The rāhukāla is considered in a predefined manner during set times on the different days of the week, but can vary as per the time of sunrise as well. Its instances vary from place to place.[2] The timing of sunrise is marked in the panchangam (almanac) and 12 hours of the day is divided into eight equal parts (say 06:00 a.m. IST to 6:00 p.m. IST). The period of rāhukāla does not occur in the first part of the day and the rest of the seven parts are attributed to other different parts of the day.[2] Contemporarily:

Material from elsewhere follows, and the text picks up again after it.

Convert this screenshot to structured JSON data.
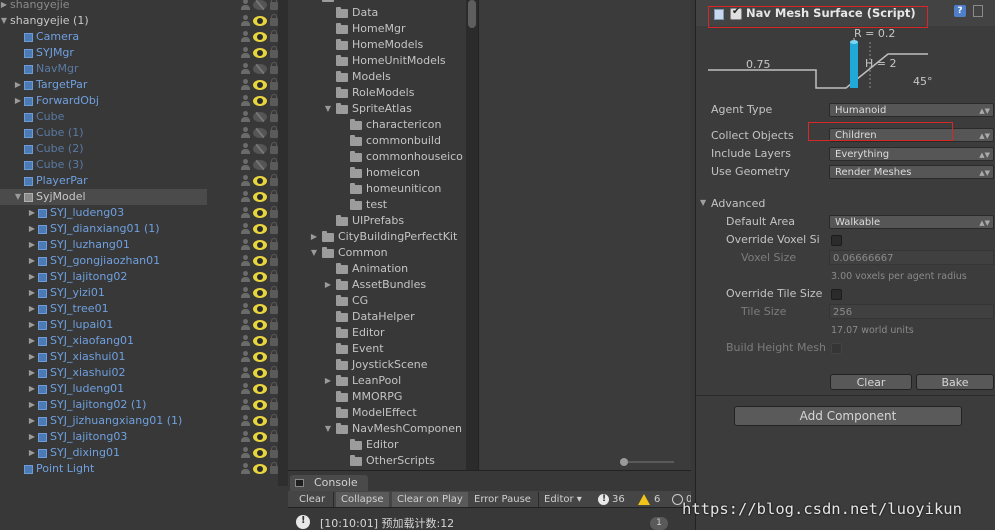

  • Monday: 7:30 a.m.–9:00 a.m. (2nd part)
  • Tuesday: 3:00 p.m.–4:30 p.m. (7th part)
  • Wednesday: 12:00 p.m.–1:30 p.m. (5th part)
  • Thursday: 1:30 p.m.–3:00 p.m. (6th part)
  • Friday: 10:30 a.m.–12:00 p.m. (4th part)
  • Saturday: 9:00 a.m.–10:30 a.m. (3rd part)
  • Sunday: 4:30 p.m.–6:00 p.m. (8th part)

See also edit

References edit

  1. ^ Grimes, John A. (1 January 1996). A Concise Dictionary of Indian Philosophy: Sanskrit Terms Defined in English. SUNY Press. p. 253. ISBN 978-0-7914-3067-5.
  2. ^ a b c Narayanam, A. Sathya (14 December 2017). "What is Rahu Kaal and Timing of Rahu Kaal Every Day". The Times of India. Retrieved 6 December 2020.
  3. ^ Dalal, Roshen (2010). Hinduism: An Alphabetical Guide. Penguin Books. pp. 280, 324. ISBN 978-0-14-341421-6.
  4. ^ Kramrisch, Stella; Burnier, Raymond (1976). The Hindu temple. Vol. 2. Motilal Banarsidass Publ. pp. 325–6. ISBN 978-81-208-0224-7.